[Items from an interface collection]
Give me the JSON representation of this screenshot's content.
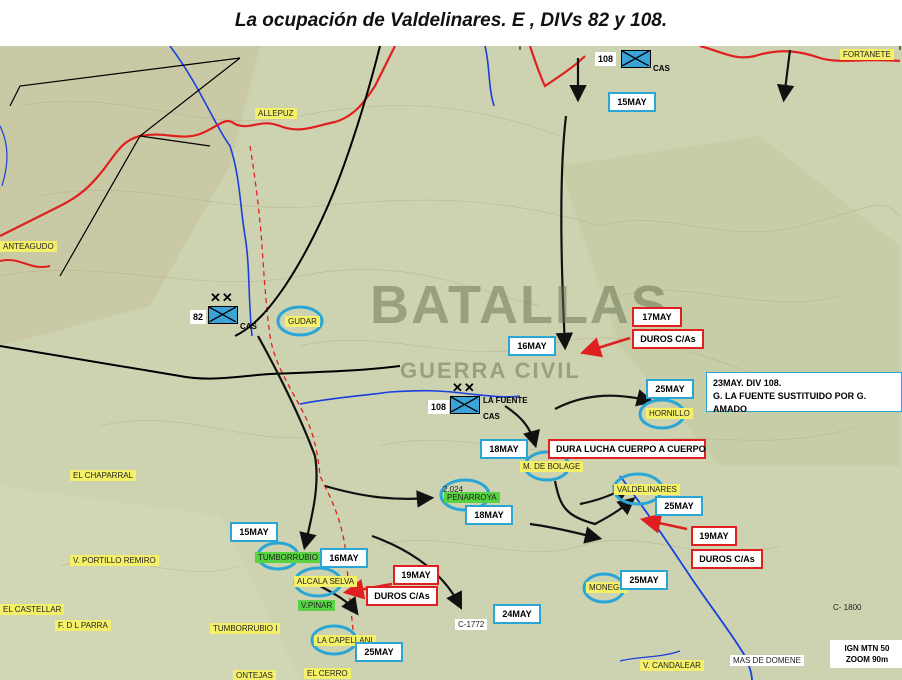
{
  "title": "La ocupación de Valdelinares. E , DIVs 82 y 108.",
  "watermark": {
    "line1": "BATALLAS",
    "line2": "GUERRA CIVIL"
  },
  "colors": {
    "front": "#e02020",
    "river": "#1a3fe0",
    "boundary": "#000000",
    "advance": "#111111",
    "place_label": "#f5f06a",
    "place_label_green": "#57d243",
    "unit": "#3aa3d8",
    "callout_blue": "#2aa6d6",
    "callout_red": "#e02020"
  },
  "units": [
    {
      "number": "108",
      "xx": "✕✕",
      "tag": "CAS"
    },
    {
      "number": "82",
      "xx": "✕✕",
      "tag": "CAS"
    },
    {
      "number": "108",
      "xx": "✕✕",
      "tag": "CAS",
      "commander": "LA FUENTE"
    }
  ],
  "date_boxes": [
    "15MAY",
    "16MAY",
    "25MAY",
    "18MAY",
    "18MAY",
    "25MAY",
    "15MAY",
    "16MAY",
    "25MAY",
    "24MAY",
    "25MAY"
  ],
  "red_boxes": [
    "17MAY",
    "DUROS C/As",
    "DURA LUCHA CUERPO A CUERPO",
    "19MAY",
    "DUROS C/As",
    "19MAY",
    "DUROS C/As"
  ],
  "note": {
    "line1": "23MAY. DIV 108.",
    "line2": "G. LA FUENTE SUSTITUIDO POR G. AMADO"
  },
  "places": [
    "ALLEPUZ",
    "FORTANETE",
    "ANTEAGUDO",
    "GUDAR",
    "HORNILLO",
    "M. DE BOLAGE",
    "VALDELINARES",
    "2.024",
    "PENARROYA",
    "EL CHAPARRAL",
    "TUMBORRUBIO II",
    "V. PORTILLO REMIRO",
    "ALCALA SELVA",
    "V.PINAR",
    "EL CASTELLAR",
    "F. D L PARRA",
    "TUMBORRUBIO I",
    "LA CAPELLANI",
    "ONTEJAS",
    "EL CERRO",
    "MONEGR",
    "C-1772",
    "V. CANDALEAR",
    "MAS DE DOMENE",
    "C- 1800"
  ],
  "scale": {
    "line1": "IGN MTN 50",
    "line2": "ZOOM 90m"
  }
}
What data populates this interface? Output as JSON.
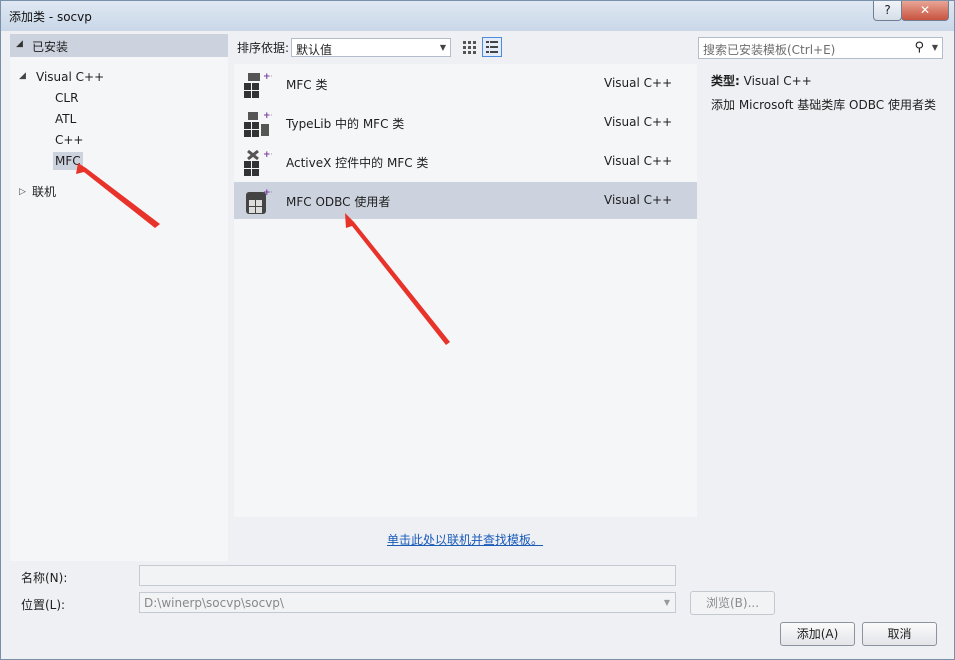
{
  "window": {
    "title": "添加类 - socvp",
    "help": "?",
    "close": "✕"
  },
  "tree": {
    "installed": "已安装",
    "visual_cpp": "Visual C++",
    "children": [
      "CLR",
      "ATL",
      "C++",
      "MFC"
    ],
    "online": "联机"
  },
  "toolbar": {
    "sort_label": "排序依据:",
    "sort_value": "默认值"
  },
  "templates": [
    {
      "name": "MFC 类",
      "lang": "Visual C++"
    },
    {
      "name": "TypeLib 中的 MFC 类",
      "lang": "Visual C++"
    },
    {
      "name": "ActiveX 控件中的 MFC 类",
      "lang": "Visual C++"
    },
    {
      "name": "MFC ODBC 使用者",
      "lang": "Visual C++"
    }
  ],
  "online_link": "单击此处以联机并查找模板。",
  "search": {
    "placeholder": "搜索已安装模板(Ctrl+E)"
  },
  "details": {
    "type_label": "类型:",
    "type_value": "Visual C++",
    "description": "添加 Microsoft 基础类库 ODBC 使用者类"
  },
  "fields": {
    "name_label": "名称(N):",
    "name_value": "",
    "location_label": "位置(L):",
    "location_value": "D:\\winerp\\socvp\\socvp\\"
  },
  "buttons": {
    "browse": "浏览(B)...",
    "add": "添加(A)",
    "cancel": "取消"
  },
  "colors": {
    "accent": "#1a5bb8",
    "selection": "#cdd3de",
    "annotation_arrow": "#e8332a"
  }
}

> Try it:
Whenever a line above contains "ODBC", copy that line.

> Output for this exercise:
      "name": "MFC ODBC 使用者",
    "description": "添加 Microsoft 基础类库 ODBC 使用者类"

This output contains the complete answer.